◆ **Exercise goal**
As you work through the listing below, copy each line exactly and drop the images.

◆ **Data to use**
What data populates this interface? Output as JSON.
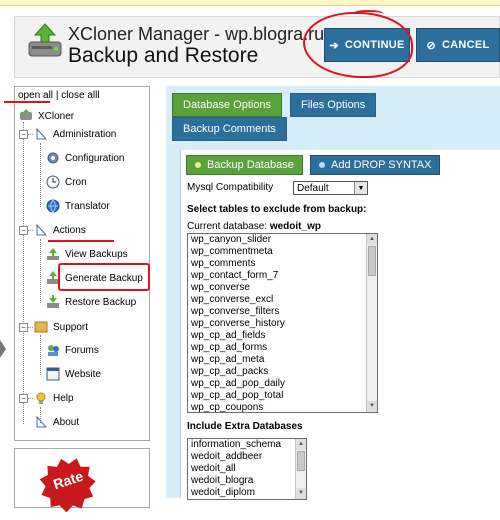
{
  "header": {
    "app_title": "XCloner Manager - wp.blogra.ru",
    "page_title": "Backup and Restore",
    "continue_label": "CONTINUE",
    "cancel_label": "CANCEL"
  },
  "sidebar": {
    "open_all": "open all",
    "separator": "|",
    "close_all": "close alll",
    "root": "XCloner",
    "groups": [
      {
        "label": "Administration",
        "items": [
          "Configuration",
          "Cron",
          "Translator"
        ]
      },
      {
        "label": "Actions",
        "items": [
          "View Backups",
          "Generate Backup",
          "Restore Backup"
        ]
      },
      {
        "label": "Support",
        "items": [
          "Forums",
          "Website"
        ]
      },
      {
        "label": "Help",
        "items": [
          "About"
        ]
      }
    ],
    "rate_text": "Rate"
  },
  "tabs": {
    "database": "Database Options",
    "files": "Files Options",
    "comments": "Backup Comments"
  },
  "content": {
    "backup_database": "Backup Database",
    "add_drop_syntax": "Add DROP SYNTAX",
    "mysql_label": "Mysql Compatibility",
    "mysql_value": "Default",
    "exclude_label": "Select tables to exclude from backup:",
    "current_db_label": "Current database:",
    "current_db_name": "wedoit_wp",
    "tables": [
      "wp_canyon_slider",
      "wp_commentmeta",
      "wp_comments",
      "wp_contact_form_7",
      "wp_converse",
      "wp_converse_excl",
      "wp_converse_filters",
      "wp_converse_history",
      "wp_cp_ad_fields",
      "wp_cp_ad_forms",
      "wp_cp_ad_meta",
      "wp_cp_ad_packs",
      "wp_cp_ad_pop_daily",
      "wp_cp_ad_pop_total",
      "wp_cp_coupons"
    ],
    "extra_label": "Include Extra Databases",
    "extra_databases": [
      "information_schema",
      "wedoit_addbeer",
      "wedoit_all",
      "wedoit_blogra",
      "wedoit_diplom"
    ]
  },
  "colors": {
    "accent_blue": "#2d6f9c",
    "accent_green": "#5aa23c",
    "annotation_red": "#e0121f"
  }
}
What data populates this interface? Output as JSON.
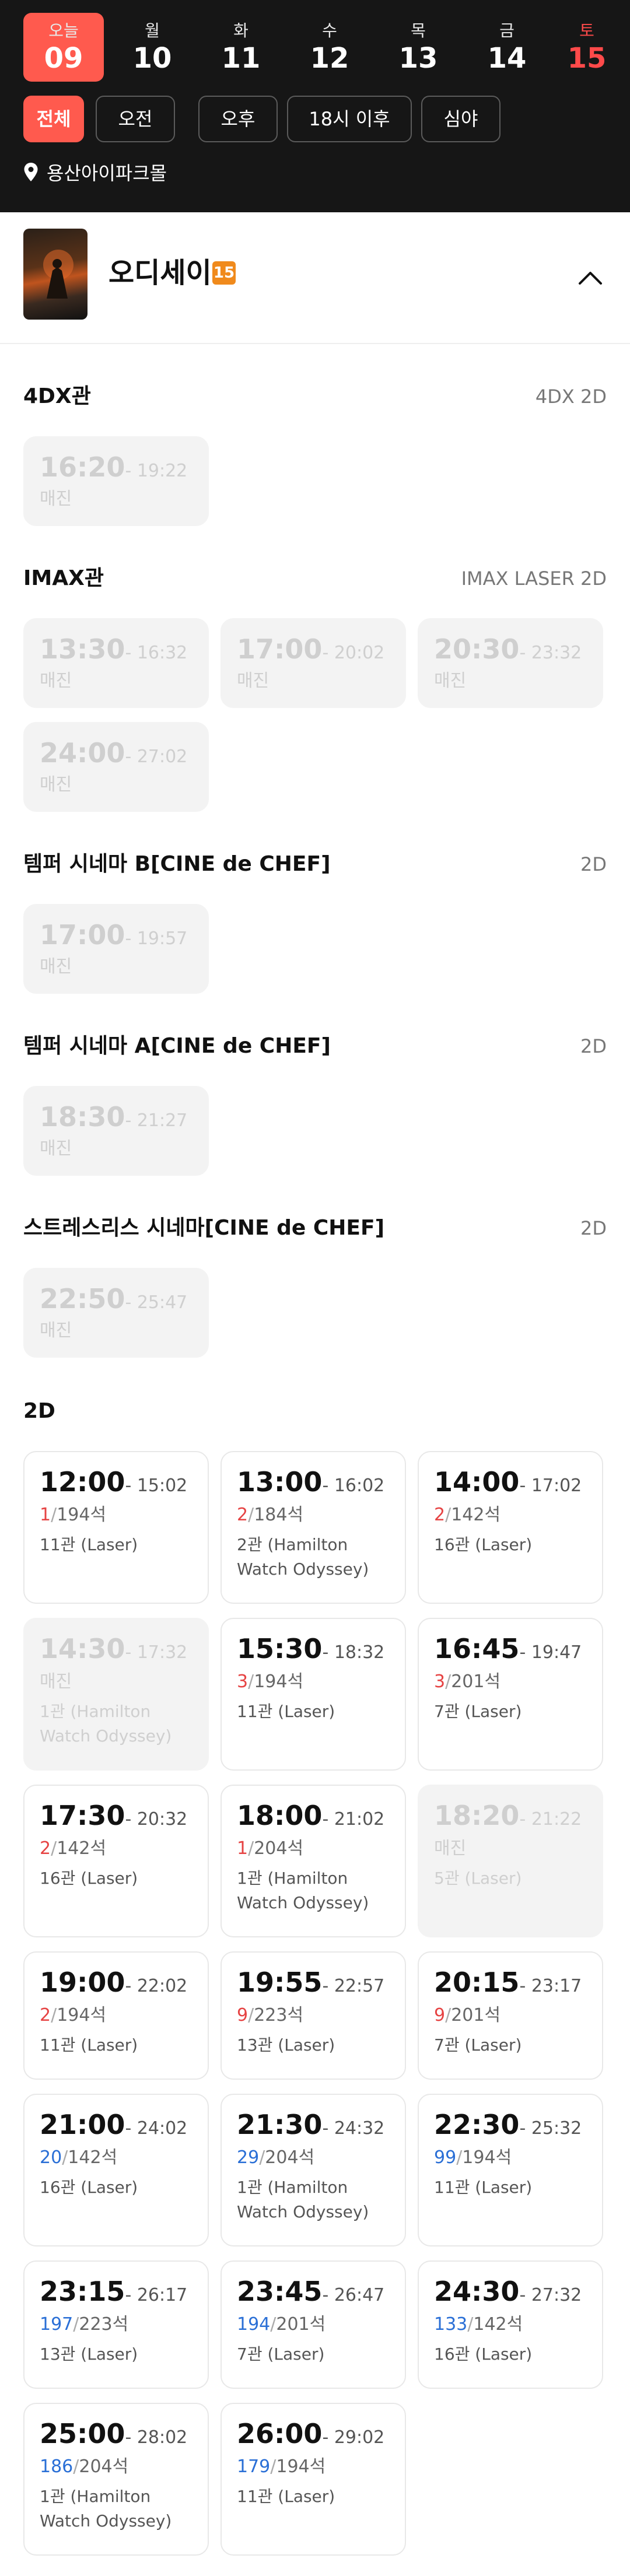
{
  "dates": [
    {
      "weekday": "오늘",
      "day": "09",
      "active": true,
      "saturday": false
    },
    {
      "weekday": "월",
      "day": "10",
      "active": false,
      "saturday": false
    },
    {
      "weekday": "화",
      "day": "11",
      "active": false,
      "saturday": false
    },
    {
      "weekday": "수",
      "day": "12",
      "active": false,
      "saturday": false
    },
    {
      "weekday": "목",
      "day": "13",
      "active": false,
      "saturday": false
    },
    {
      "weekday": "금",
      "day": "14",
      "active": false,
      "saturday": false
    },
    {
      "weekday": "토",
      "day": "15",
      "active": false,
      "saturday": true
    }
  ],
  "filters": [
    "전체",
    "오전",
    "오후",
    "18시 이후",
    "심야"
  ],
  "active_filter": "전체",
  "location": "용산아이파크몰",
  "movie": {
    "title": "오디세이",
    "age_rating": "15"
  },
  "labels": {
    "sold_out": "매진",
    "seat_unit": "석"
  },
  "colors": {
    "accent": "#ff5a4e",
    "header_bg": "#161616",
    "remaining_red": "#e64343",
    "remaining_blue": "#2a6fd6"
  },
  "sections": [
    {
      "name": "4DX관",
      "format": "4DX 2D",
      "showtimes": [
        {
          "start": "16:20",
          "end": "19:22",
          "sold_out": true
        }
      ]
    },
    {
      "name": "IMAX관",
      "format": "IMAX LASER 2D",
      "showtimes": [
        {
          "start": "13:30",
          "end": "16:32",
          "sold_out": true
        },
        {
          "start": "17:00",
          "end": "20:02",
          "sold_out": true
        },
        {
          "start": "20:30",
          "end": "23:32",
          "sold_out": true
        },
        {
          "start": "24:00",
          "end": "27:02",
          "sold_out": true
        }
      ]
    },
    {
      "name": "템퍼 시네마 B[CINE de CHEF]",
      "format": "2D",
      "showtimes": [
        {
          "start": "17:00",
          "end": "19:57",
          "sold_out": true
        }
      ]
    },
    {
      "name": "템퍼 시네마 A[CINE de CHEF]",
      "format": "2D",
      "showtimes": [
        {
          "start": "18:30",
          "end": "21:27",
          "sold_out": true
        }
      ]
    },
    {
      "name": "스트레스리스 시네마[CINE de CHEF]",
      "format": "2D",
      "showtimes": [
        {
          "start": "22:50",
          "end": "25:47",
          "sold_out": true
        }
      ]
    },
    {
      "name": "2D",
      "format": "",
      "showtimes": [
        {
          "start": "12:00",
          "end": "15:02",
          "remaining": "1",
          "total": "194",
          "hall": "11관 (Laser)",
          "color": "red"
        },
        {
          "start": "13:00",
          "end": "16:02",
          "remaining": "2",
          "total": "184",
          "hall": "2관 (Hamilton Watch Odyssey)",
          "color": "red"
        },
        {
          "start": "14:00",
          "end": "17:02",
          "remaining": "2",
          "total": "142",
          "hall": "16관 (Laser)",
          "color": "red"
        },
        {
          "start": "14:30",
          "end": "17:32",
          "sold_out": true,
          "hall": "1관 (Hamilton Watch Odyssey)"
        },
        {
          "start": "15:30",
          "end": "18:32",
          "remaining": "3",
          "total": "194",
          "hall": "11관 (Laser)",
          "color": "red"
        },
        {
          "start": "16:45",
          "end": "19:47",
          "remaining": "3",
          "total": "201",
          "hall": "7관 (Laser)",
          "color": "red"
        },
        {
          "start": "17:30",
          "end": "20:32",
          "remaining": "2",
          "total": "142",
          "hall": "16관 (Laser)",
          "color": "red"
        },
        {
          "start": "18:00",
          "end": "21:02",
          "remaining": "1",
          "total": "204",
          "hall": "1관 (Hamilton Watch Odyssey)",
          "color": "red"
        },
        {
          "start": "18:20",
          "end": "21:22",
          "sold_out": true,
          "hall": "5관 (Laser)"
        },
        {
          "start": "19:00",
          "end": "22:02",
          "remaining": "2",
          "total": "194",
          "hall": "11관 (Laser)",
          "color": "red"
        },
        {
          "start": "19:55",
          "end": "22:57",
          "remaining": "9",
          "total": "223",
          "hall": "13관 (Laser)",
          "color": "red"
        },
        {
          "start": "20:15",
          "end": "23:17",
          "remaining": "9",
          "total": "201",
          "hall": "7관 (Laser)",
          "color": "red"
        },
        {
          "start": "21:00",
          "end": "24:02",
          "remaining": "20",
          "total": "142",
          "hall": "16관 (Laser)",
          "color": "blue"
        },
        {
          "start": "21:30",
          "end": "24:32",
          "remaining": "29",
          "total": "204",
          "hall": "1관 (Hamilton Watch Odyssey)",
          "color": "blue"
        },
        {
          "start": "22:30",
          "end": "25:32",
          "remaining": "99",
          "total": "194",
          "hall": "11관 (Laser)",
          "color": "blue"
        },
        {
          "start": "23:15",
          "end": "26:17",
          "remaining": "197",
          "total": "223",
          "hall": "13관 (Laser)",
          "color": "blue"
        },
        {
          "start": "23:45",
          "end": "26:47",
          "remaining": "194",
          "total": "201",
          "hall": "7관 (Laser)",
          "color": "blue"
        },
        {
          "start": "24:30",
          "end": "27:32",
          "remaining": "133",
          "total": "142",
          "hall": "16관 (Laser)",
          "color": "blue"
        },
        {
          "start": "25:00",
          "end": "28:02",
          "remaining": "186",
          "total": "204",
          "hall": "1관 (Hamilton Watch Odyssey)",
          "color": "blue"
        },
        {
          "start": "26:00",
          "end": "29:02",
          "remaining": "179",
          "total": "194",
          "hall": "11관 (Laser)",
          "color": "blue"
        }
      ]
    }
  ]
}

◆ **Output for this task**
What data populates this interface? Output as JSON.
{
  "header": {
    "app_title": "XCloner Manager - wp.blogra.ru",
    "page_title": "Backup and Restore",
    "continue_label": "CONTINUE",
    "cancel_label": "CANCEL"
  },
  "sidebar": {
    "open_all": "open all",
    "separator": "|",
    "close_all": "close alll",
    "root": "XCloner",
    "groups": [
      {
        "label": "Administration",
        "items": [
          "Configuration",
          "Cron",
          "Translator"
        ]
      },
      {
        "label": "Actions",
        "items": [
          "View Backups",
          "Generate Backup",
          "Restore Backup"
        ]
      },
      {
        "label": "Support",
        "items": [
          "Forums",
          "Website"
        ]
      },
      {
        "label": "Help",
        "items": [
          "About"
        ]
      }
    ],
    "rate_text": "Rate"
  },
  "tabs": {
    "database": "Database Options",
    "files": "Files Options",
    "comments": "Backup Comments"
  },
  "content": {
    "backup_database": "Backup Database",
    "add_drop_syntax": "Add DROP SYNTAX",
    "mysql_label": "Mysql Compatibility",
    "mysql_value": "Default",
    "exclude_label": "Select tables to exclude from backup:",
    "current_db_label": "Current database:",
    "current_db_name": "wedoit_wp",
    "tables": [
      "wp_canyon_slider",
      "wp_commentmeta",
      "wp_comments",
      "wp_contact_form_7",
      "wp_converse",
      "wp_converse_excl",
      "wp_converse_filters",
      "wp_converse_history",
      "wp_cp_ad_fields",
      "wp_cp_ad_forms",
      "wp_cp_ad_meta",
      "wp_cp_ad_packs",
      "wp_cp_ad_pop_daily",
      "wp_cp_ad_pop_total",
      "wp_cp_coupons"
    ],
    "extra_label": "Include Extra Databases",
    "extra_databases": [
      "information_schema",
      "wedoit_addbeer",
      "wedoit_all",
      "wedoit_blogra",
      "wedoit_diplom"
    ]
  },
  "colors": {
    "accent_blue": "#2d6f9c",
    "accent_green": "#5aa23c",
    "annotation_red": "#e0121f"
  }
}
What data populates this interface? Output as JSON.
{
  "dates": [
    {
      "weekday": "오늘",
      "day": "09",
      "active": true,
      "saturday": false
    },
    {
      "weekday": "월",
      "day": "10",
      "active": false,
      "saturday": false
    },
    {
      "weekday": "화",
      "day": "11",
      "active": false,
      "saturday": false
    },
    {
      "weekday": "수",
      "day": "12",
      "active": false,
      "saturday": false
    },
    {
      "weekday": "목",
      "day": "13",
      "active": false,
      "saturday": false
    },
    {
      "weekday": "금",
      "day": "14",
      "active": false,
      "saturday": false
    },
    {
      "weekday": "토",
      "day": "15",
      "active": false,
      "saturday": true
    }
  ],
  "filters": [
    "전체",
    "오전",
    "오후",
    "18시 이후",
    "심야"
  ],
  "active_filter": "전체",
  "location": "용산아이파크몰",
  "movie": {
    "title": "오디세이",
    "age_rating": "15"
  },
  "labels": {
    "sold_out": "매진",
    "seat_unit": "석"
  },
  "colors": {
    "accent": "#ff5a4e",
    "header_bg": "#161616",
    "remaining_red": "#e64343",
    "remaining_blue": "#2a6fd6"
  },
  "sections": [
    {
      "name": "4DX관",
      "format": "4DX 2D",
      "showtimes": [
        {
          "start": "16:20",
          "end": "19:22",
          "sold_out": true
        }
      ]
    },
    {
      "name": "IMAX관",
      "format": "IMAX LASER 2D",
      "showtimes": [
        {
          "start": "13:30",
          "end": "16:32",
          "sold_out": true
        },
        {
          "start": "17:00",
          "end": "20:02",
          "sold_out": true
        },
        {
          "start": "20:30",
          "end": "23:32",
          "sold_out": true
        },
        {
          "start": "24:00",
          "end": "27:02",
          "sold_out": true
        }
      ]
    },
    {
      "name": "템퍼 시네마 B[CINE de CHEF]",
      "format": "2D",
      "showtimes": [
        {
          "start": "17:00",
          "end": "19:57",
          "sold_out": true
        }
      ]
    },
    {
      "name": "템퍼 시네마 A[CINE de CHEF]",
      "format": "2D",
      "showtimes": [
        {
          "start": "18:30",
          "end": "21:27",
          "sold_out": true
        }
      ]
    },
    {
      "name": "스트레스리스 시네마[CINE de CHEF]",
      "format": "2D",
      "showtimes": [
        {
          "start": "22:50",
          "end": "25:47",
          "sold_out": true
        }
      ]
    },
    {
      "name": "2D",
      "format": "",
      "showtimes": [
        {
          "start": "12:00",
          "end": "15:02",
          "remaining": "1",
          "total": "194",
          "hall": "11관 (Laser)",
          "color": "red"
        },
        {
          "start": "13:00",
          "end": "16:02",
          "remaining": "2",
          "total": "184",
          "hall": "2관 (Hamilton Watch Odyssey)",
          "color": "red"
        },
        {
          "start": "14:00",
          "end": "17:02",
          "remaining": "2",
          "total": "142",
          "hall": "16관 (Laser)",
          "color": "red"
        },
        {
          "start": "14:30",
          "end": "17:32",
          "sold_out": true,
          "hall": "1관 (Hamilton Watch Odyssey)"
        },
        {
          "start": "15:30",
          "end": "18:32",
          "remaining": "3",
          "total": "194",
          "hall": "11관 (Laser)",
          "color": "red"
        },
        {
          "start": "16:45",
          "end": "19:47",
          "remaining": "3",
          "total": "201",
          "hall": "7관 (Laser)",
          "color": "red"
        },
        {
          "start": "17:30",
          "end": "20:32",
          "remaining": "2",
          "total": "142",
          "hall": "16관 (Laser)",
          "color": "red"
        },
        {
          "start": "18:00",
          "end": "21:02",
          "remaining": "1",
          "total": "204",
          "hall": "1관 (Hamilton Watch Odyssey)",
          "color": "red"
        },
        {
          "start": "18:20",
          "end": "21:22",
          "sold_out": true,
          "hall": "5관 (Laser)"
        },
        {
          "start": "19:00",
          "end": "22:02",
          "remaining": "2",
          "total": "194",
          "hall": "11관 (Laser)",
          "color": "red"
        },
        {
          "start": "19:55",
          "end": "22:57",
          "remaining": "9",
          "total": "223",
          "hall": "13관 (Laser)",
          "color": "red"
        },
        {
          "start": "20:15",
          "end": "23:17",
          "remaining": "9",
          "total": "201",
          "hall": "7관 (Laser)",
          "color": "red"
        },
        {
          "start": "21:00",
          "end": "24:02",
          "remaining": "20",
          "total": "142",
          "hall": "16관 (Laser)",
          "color": "blue"
        },
        {
          "start": "21:30",
          "end": "24:32",
          "remaining": "29",
          "total": "204",
          "hall": "1관 (Hamilton Watch Odyssey)",
          "color": "blue"
        },
        {
          "start": "22:30",
          "end": "25:32",
          "remaining": "99",
          "total": "194",
          "hall": "11관 (Laser)",
          "color": "blue"
        },
        {
          "start": "23:15",
          "end": "26:17",
          "remaining": "197",
          "total": "223",
          "hall": "13관 (Laser)",
          "color": "blue"
        },
        {
          "start": "23:45",
          "end": "26:47",
          "remaining": "194",
          "total": "201",
          "hall": "7관 (Laser)",
          "color": "blue"
        },
        {
          "start": "24:30",
          "end": "27:32",
          "remaining": "133",
          "total": "142",
          "hall": "16관 (Laser)",
          "color": "blue"
        },
        {
          "start": "25:00",
          "end": "28:02",
          "remaining": "186",
          "total": "204",
          "hall": "1관 (Hamilton Watch Odyssey)",
          "color": "blue"
        },
        {
          "start": "26:00",
          "end": "29:02",
          "remaining": "179",
          "total": "194",
          "hall": "11관 (Laser)",
          "color": "blue"
        }
      ]
    }
  ]
}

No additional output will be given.